What is required: Copy each line below in which the string "Configure" occurs.

========

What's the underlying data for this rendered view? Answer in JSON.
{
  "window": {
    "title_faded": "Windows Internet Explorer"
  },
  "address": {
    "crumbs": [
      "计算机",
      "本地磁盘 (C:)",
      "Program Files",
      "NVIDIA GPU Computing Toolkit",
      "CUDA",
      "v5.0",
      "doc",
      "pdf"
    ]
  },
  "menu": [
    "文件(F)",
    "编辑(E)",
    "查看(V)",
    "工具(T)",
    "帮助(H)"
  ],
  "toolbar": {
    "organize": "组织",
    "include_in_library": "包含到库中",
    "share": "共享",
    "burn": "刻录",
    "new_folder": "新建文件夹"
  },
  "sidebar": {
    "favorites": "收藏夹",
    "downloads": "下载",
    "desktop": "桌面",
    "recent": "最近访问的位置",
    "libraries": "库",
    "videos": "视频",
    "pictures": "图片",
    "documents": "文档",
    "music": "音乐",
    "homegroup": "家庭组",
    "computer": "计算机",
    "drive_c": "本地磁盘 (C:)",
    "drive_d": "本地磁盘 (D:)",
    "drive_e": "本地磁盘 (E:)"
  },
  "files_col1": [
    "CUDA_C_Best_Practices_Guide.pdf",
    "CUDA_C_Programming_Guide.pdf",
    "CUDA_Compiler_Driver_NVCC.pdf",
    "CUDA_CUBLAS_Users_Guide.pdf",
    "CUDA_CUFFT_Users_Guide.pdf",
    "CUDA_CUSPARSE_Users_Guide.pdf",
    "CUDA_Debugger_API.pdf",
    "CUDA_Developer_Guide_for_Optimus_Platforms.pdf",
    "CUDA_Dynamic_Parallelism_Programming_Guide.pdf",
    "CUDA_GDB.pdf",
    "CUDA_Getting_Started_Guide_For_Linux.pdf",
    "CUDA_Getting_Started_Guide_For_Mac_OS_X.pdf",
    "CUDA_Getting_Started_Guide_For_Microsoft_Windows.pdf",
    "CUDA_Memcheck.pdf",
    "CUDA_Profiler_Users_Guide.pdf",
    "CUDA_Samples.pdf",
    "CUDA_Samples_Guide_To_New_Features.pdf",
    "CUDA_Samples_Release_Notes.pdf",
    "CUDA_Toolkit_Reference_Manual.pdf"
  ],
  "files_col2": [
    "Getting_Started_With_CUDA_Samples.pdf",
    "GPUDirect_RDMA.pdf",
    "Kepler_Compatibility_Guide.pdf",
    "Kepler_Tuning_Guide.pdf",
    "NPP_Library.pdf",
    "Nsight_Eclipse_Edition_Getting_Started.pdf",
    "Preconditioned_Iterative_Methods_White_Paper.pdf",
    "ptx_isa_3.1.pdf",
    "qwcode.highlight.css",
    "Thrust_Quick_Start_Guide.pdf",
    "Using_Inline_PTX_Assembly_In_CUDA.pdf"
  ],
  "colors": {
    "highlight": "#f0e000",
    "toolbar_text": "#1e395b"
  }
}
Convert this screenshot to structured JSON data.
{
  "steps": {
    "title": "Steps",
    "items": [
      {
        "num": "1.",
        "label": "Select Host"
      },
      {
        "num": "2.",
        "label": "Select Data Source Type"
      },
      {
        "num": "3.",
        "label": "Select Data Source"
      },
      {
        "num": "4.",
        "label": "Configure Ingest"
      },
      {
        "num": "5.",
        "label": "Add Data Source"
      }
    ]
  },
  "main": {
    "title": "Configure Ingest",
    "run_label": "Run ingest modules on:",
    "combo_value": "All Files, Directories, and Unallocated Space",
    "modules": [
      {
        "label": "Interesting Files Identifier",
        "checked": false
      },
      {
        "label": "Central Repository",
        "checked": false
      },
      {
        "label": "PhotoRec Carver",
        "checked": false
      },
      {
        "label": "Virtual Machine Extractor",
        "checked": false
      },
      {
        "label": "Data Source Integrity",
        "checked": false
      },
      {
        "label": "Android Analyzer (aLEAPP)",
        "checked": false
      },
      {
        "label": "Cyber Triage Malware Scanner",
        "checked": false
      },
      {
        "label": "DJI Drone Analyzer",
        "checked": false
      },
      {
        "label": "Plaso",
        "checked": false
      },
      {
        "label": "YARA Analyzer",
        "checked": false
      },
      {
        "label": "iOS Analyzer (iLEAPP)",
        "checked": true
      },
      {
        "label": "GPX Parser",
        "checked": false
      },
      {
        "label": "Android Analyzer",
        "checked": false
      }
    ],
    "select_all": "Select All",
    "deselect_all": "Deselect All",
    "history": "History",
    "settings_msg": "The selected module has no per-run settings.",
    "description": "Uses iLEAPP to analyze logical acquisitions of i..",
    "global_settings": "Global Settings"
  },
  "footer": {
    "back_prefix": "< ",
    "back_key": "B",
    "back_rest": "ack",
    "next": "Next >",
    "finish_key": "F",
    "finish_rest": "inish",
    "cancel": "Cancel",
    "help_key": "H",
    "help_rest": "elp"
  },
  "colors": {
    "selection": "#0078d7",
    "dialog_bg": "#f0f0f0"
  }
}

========

Result:
        "label": "Configure Ingest"
    "title": "Configure Ingest",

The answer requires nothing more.